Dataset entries
---*---

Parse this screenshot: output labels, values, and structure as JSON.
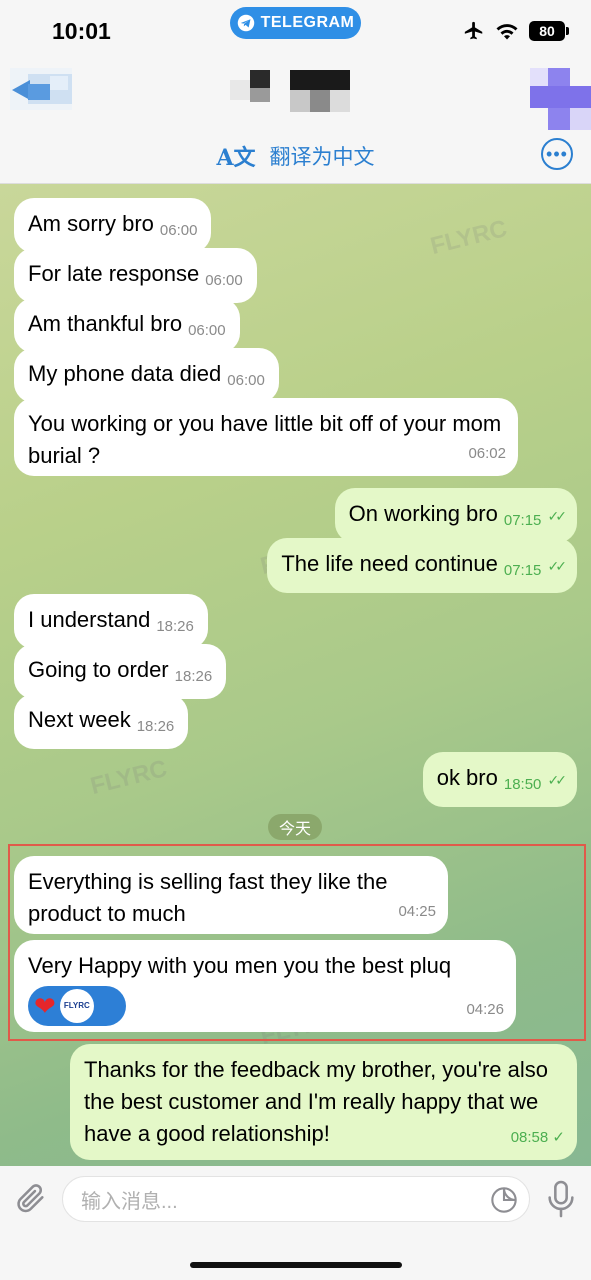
{
  "status": {
    "time": "10:01",
    "app_pill": "TELEGRAM",
    "battery": "80"
  },
  "header": {
    "translate_label": "翻译为中文",
    "translate_icon_text": "A文"
  },
  "messages": [
    {
      "text": "Am sorry bro",
      "time": "06:00"
    },
    {
      "text": "For late response",
      "time": "06:00"
    },
    {
      "text": "Am thankful bro",
      "time": "06:00"
    },
    {
      "text": "My phone data died",
      "time": "06:00"
    },
    {
      "text": "You working or you have little bit off of your mom burial ?",
      "time": "06:02"
    },
    {
      "text": "On working bro",
      "time": "07:15"
    },
    {
      "text": "The life need continue",
      "time": "07:15"
    },
    {
      "text": "I understand",
      "time": "18:26"
    },
    {
      "text": "Going to order",
      "time": "18:26"
    },
    {
      "text": "Next week",
      "time": "18:26"
    },
    {
      "text": "ok bro",
      "time": "18:50"
    },
    {
      "text": "Everything is selling fast they like the product to much",
      "time": "04:25"
    },
    {
      "text": "Very Happy with you men you the best pluq",
      "time": "04:26"
    },
    {
      "text": "Thanks for the feedback my brother, you're also the best customer and I'm really happy that we have a good relationship!",
      "time": "08:58"
    }
  ],
  "date_separator": "今天",
  "reaction": {
    "emoji": "❤",
    "avatar_text": "FLYRC"
  },
  "watermark": "FLYRC",
  "input": {
    "placeholder": "输入消息..."
  },
  "colors": {
    "accent": "#2b7fd0",
    "incoming": "#ffffff",
    "outgoing": "#e4f8c8",
    "highlight": "#e05a4a"
  }
}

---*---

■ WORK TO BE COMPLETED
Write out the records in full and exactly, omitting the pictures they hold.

■ RESULT BELOW
Parse this screenshot: output labels, values, and structure as JSON.
{
  "status": {
    "time": "10:01",
    "app_pill": "TELEGRAM",
    "battery": "80"
  },
  "header": {
    "translate_label": "翻译为中文",
    "translate_icon_text": "A文"
  },
  "messages": [
    {
      "text": "Am sorry bro",
      "time": "06:00"
    },
    {
      "text": "For late response",
      "time": "06:00"
    },
    {
      "text": "Am thankful bro",
      "time": "06:00"
    },
    {
      "text": "My phone data died",
      "time": "06:00"
    },
    {
      "text": "You working or you have little bit off of your mom burial ?",
      "time": "06:02"
    },
    {
      "text": "On working bro",
      "time": "07:15"
    },
    {
      "text": "The life need continue",
      "time": "07:15"
    },
    {
      "text": "I understand",
      "time": "18:26"
    },
    {
      "text": "Going to order",
      "time": "18:26"
    },
    {
      "text": "Next week",
      "time": "18:26"
    },
    {
      "text": "ok bro",
      "time": "18:50"
    },
    {
      "text": "Everything is selling fast they like the product to much",
      "time": "04:25"
    },
    {
      "text": "Very Happy with you men you the best pluq",
      "time": "04:26"
    },
    {
      "text": "Thanks for the feedback my brother, you're also the best customer and I'm really happy that we have a good relationship!",
      "time": "08:58"
    }
  ],
  "date_separator": "今天",
  "reaction": {
    "emoji": "❤",
    "avatar_text": "FLYRC"
  },
  "watermark": "FLYRC",
  "input": {
    "placeholder": "输入消息..."
  },
  "colors": {
    "accent": "#2b7fd0",
    "incoming": "#ffffff",
    "outgoing": "#e4f8c8",
    "highlight": "#e05a4a"
  }
}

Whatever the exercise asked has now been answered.